### What you have to do
Skipping each picture, output the entries exactly as they stand below.

### Dataset extract
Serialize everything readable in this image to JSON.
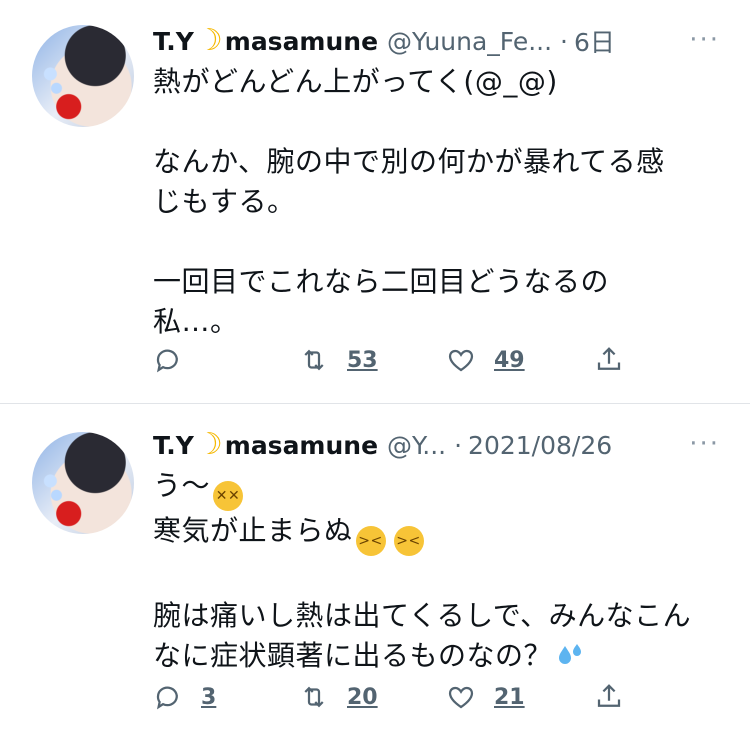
{
  "tweets": [
    {
      "name": "T.Y",
      "name_suffix": "masamune",
      "handle": "@Yuuna_Fe...",
      "separator": "·",
      "time": "6日",
      "more": "···",
      "lines": [
        "熱がどんどん上がってく(@_@)",
        "",
        "なんか、腕の中で別の何かが暴れてる感",
        "じもする。",
        "",
        "一回目でこれなら二回目どうなるの",
        "私…。"
      ],
      "reply_count": "",
      "retweet_count": "53",
      "like_count": "49"
    },
    {
      "name": "T.Y",
      "name_suffix": "masamune",
      "handle": "@Y...",
      "separator": "·",
      "time": "2021/08/26",
      "more": "···",
      "lines": [
        "う〜",
        "寒気が止まらぬ",
        "",
        "腕は痛いし熱は出てくるしで、みんなこん",
        "なに症状顕著に出るものなの？"
      ],
      "emoji": {
        "dizzy": "dizzy-face-emoji",
        "confounded": "confounded-face-emoji",
        "sweat": "sweat-droplets-emoji"
      },
      "reply_count": "3",
      "retweet_count": "20",
      "like_count": "21"
    }
  ],
  "colors": {
    "text": "#0f1419",
    "muted": "#536471",
    "divider": "#e1e4e8",
    "moon": "#f5b800"
  }
}
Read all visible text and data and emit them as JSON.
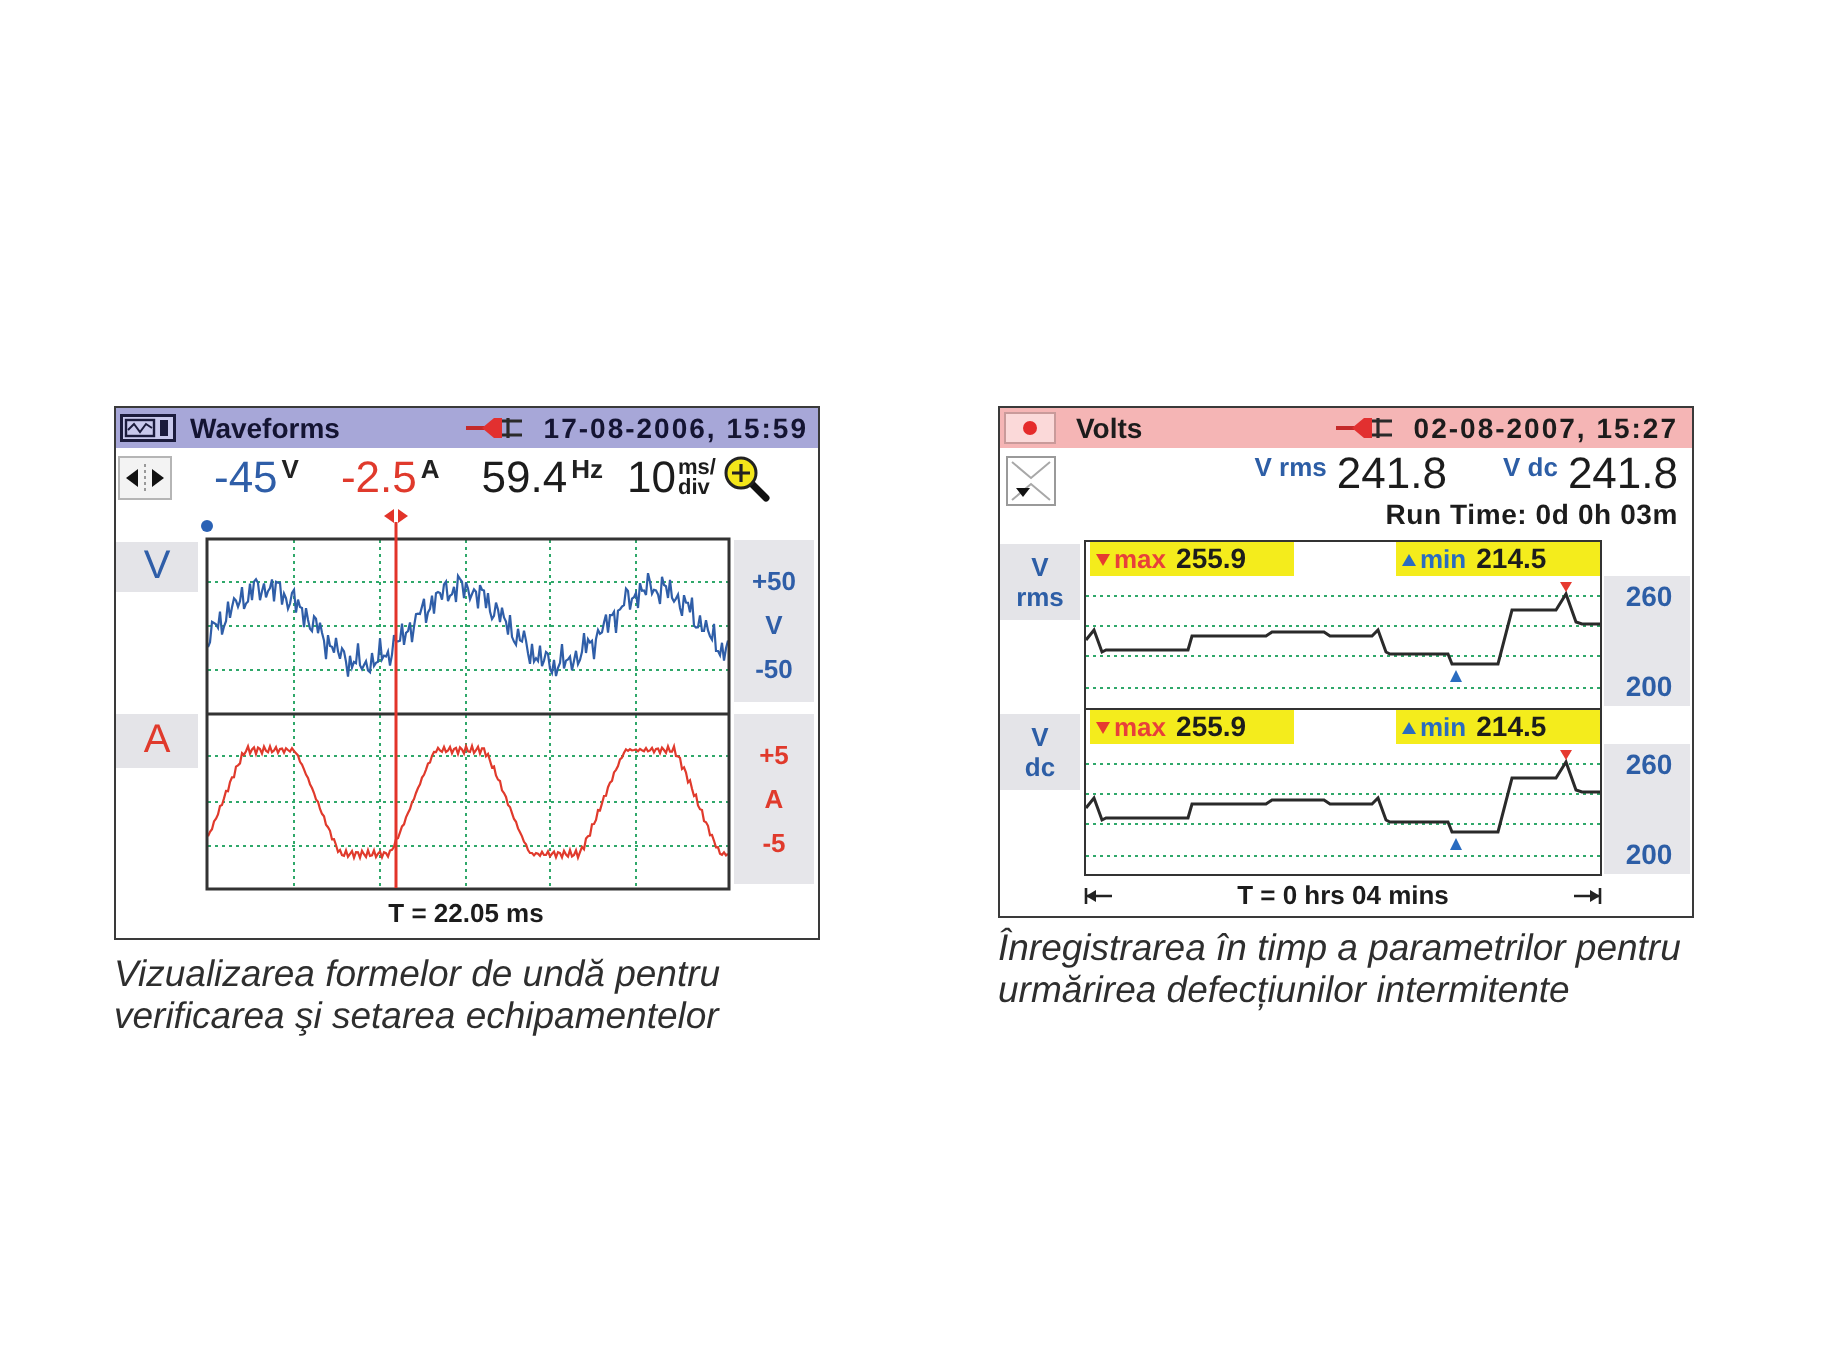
{
  "screens": [
    {
      "kind": "waveform",
      "title": "Waveforms",
      "datetime": "17-08-2006, 15:59",
      "readings": [
        {
          "value": "-45",
          "unit": "V",
          "color": "#2f5ea8"
        },
        {
          "value": "-2.5",
          "unit": "A",
          "color": "#e03a2c"
        },
        {
          "value": "59.4",
          "unit": "Hz",
          "color": "#1c1c1c"
        }
      ],
      "timebase": {
        "value": "10",
        "unit_top": "ms/",
        "unit_bottom": "div"
      },
      "traces": [
        {
          "label": "V",
          "color": "#2f5ea8",
          "scale": [
            "+50",
            "V",
            "-50"
          ]
        },
        {
          "label": "A",
          "color": "#e03a2c",
          "scale": [
            "+5",
            "A",
            "-5"
          ]
        }
      ],
      "time_span": "T = 22.05 ms",
      "caption": [
        "Vizualizarea formelor de undă pentru",
        "verificarea şi setarea echipamentelor"
      ]
    },
    {
      "kind": "trend",
      "title": "Volts",
      "datetime": "02-08-2007, 15:27",
      "values": [
        {
          "label": "V rms",
          "value": "241.8"
        },
        {
          "label": "V dc",
          "value": "241.8"
        }
      ],
      "run_time": "Run Time: 0d 0h 03m",
      "channels": [
        {
          "label": [
            "V",
            "rms"
          ],
          "max_label": "max",
          "max_value": "255.9",
          "min_label": "min",
          "min_value": "214.5",
          "scale": [
            "260",
            "200"
          ]
        },
        {
          "label": [
            "V",
            "dc"
          ],
          "max_label": "max",
          "max_value": "255.9",
          "min_label": "min",
          "min_value": "214.5",
          "scale": [
            "260",
            "200"
          ]
        }
      ],
      "time_span": "T = 0 hrs 04 mins",
      "caption": [
        "Înregistrarea în timp a parametrilor pentru",
        "urmărirea defecțiunilor intermitente"
      ]
    }
  ]
}
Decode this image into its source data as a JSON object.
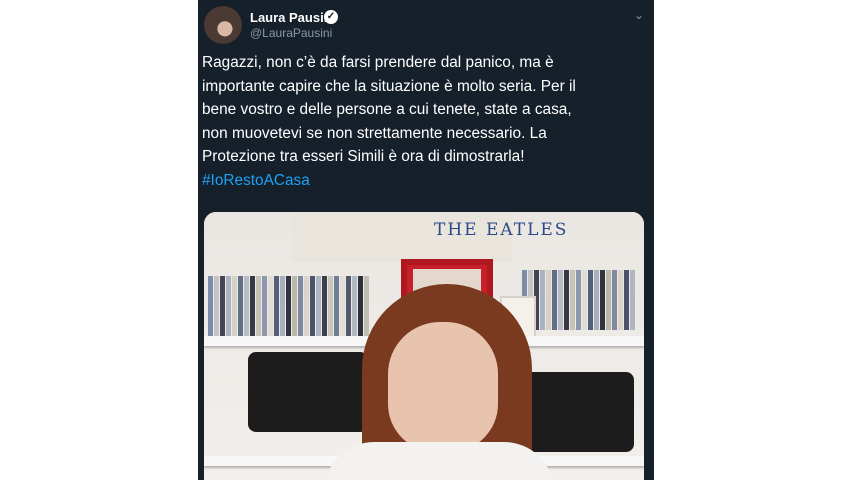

### Solution below
Serialize everything readable in this image to JSON.
{
  "tweets": [
    {
      "name": "T.Y",
      "name_suffix": "masamune",
      "handle": "@Yuuna_Fe...",
      "separator": "·",
      "time": "6日",
      "more": "···",
      "lines": [
        "熱がどんどん上がってく(@_@)",
        "",
        "なんか、腕の中で別の何かが暴れてる感",
        "じもする。",
        "",
        "一回目でこれなら二回目どうなるの",
        "私…。"
      ],
      "reply_count": "",
      "retweet_count": "53",
      "like_count": "49"
    },
    {
      "name": "T.Y",
      "name_suffix": "masamune",
      "handle": "@Y...",
      "separator": "·",
      "time": "2021/08/26",
      "more": "···",
      "lines": [
        "う〜",
        "寒気が止まらぬ",
        "",
        "腕は痛いし熱は出てくるしで、みんなこん",
        "なに症状顕著に出るものなの？"
      ],
      "emoji": {
        "dizzy": "dizzy-face-emoji",
        "confounded": "confounded-face-emoji",
        "sweat": "sweat-droplets-emoji"
      },
      "reply_count": "3",
      "retweet_count": "20",
      "like_count": "21"
    }
  ],
  "colors": {
    "text": "#0f1419",
    "muted": "#536471",
    "divider": "#e1e4e8",
    "moon": "#f5b800"
  }
}
Read all visible text and data and emit them as JSON.
{
  "screens": [
    {
      "kind": "waveform",
      "title": "Waveforms",
      "datetime": "17-08-2006, 15:59",
      "readings": [
        {
          "value": "-45",
          "unit": "V",
          "color": "#2f5ea8"
        },
        {
          "value": "-2.5",
          "unit": "A",
          "color": "#e03a2c"
        },
        {
          "value": "59.4",
          "unit": "Hz",
          "color": "#1c1c1c"
        }
      ],
      "timebase": {
        "value": "10",
        "unit_top": "ms/",
        "unit_bottom": "div"
      },
      "traces": [
        {
          "label": "V",
          "color": "#2f5ea8",
          "scale": [
            "+50",
            "V",
            "-50"
          ]
        },
        {
          "label": "A",
          "color": "#e03a2c",
          "scale": [
            "+5",
            "A",
            "-5"
          ]
        }
      ],
      "time_span": "T = 22.05 ms",
      "caption": [
        "Vizualizarea formelor de undă pentru",
        "verificarea şi setarea echipamentelor"
      ]
    },
    {
      "kind": "trend",
      "title": "Volts",
      "datetime": "02-08-2007, 15:27",
      "values": [
        {
          "label": "V rms",
          "value": "241.8"
        },
        {
          "label": "V dc",
          "value": "241.8"
        }
      ],
      "run_time": "Run Time: 0d 0h 03m",
      "channels": [
        {
          "label": [
            "V",
            "rms"
          ],
          "max_label": "max",
          "max_value": "255.9",
          "min_label": "min",
          "min_value": "214.5",
          "scale": [
            "260",
            "200"
          ]
        },
        {
          "label": [
            "V",
            "dc"
          ],
          "max_label": "max",
          "max_value": "255.9",
          "min_label": "min",
          "min_value": "214.5",
          "scale": [
            "260",
            "200"
          ]
        }
      ],
      "time_span": "T = 0 hrs 04 mins",
      "caption": [
        "Înregistrarea în timp a parametrilor pentru",
        "urmărirea defecțiunilor intermitente"
      ]
    }
  ]
}
Decode this image into its source data as a JSON object.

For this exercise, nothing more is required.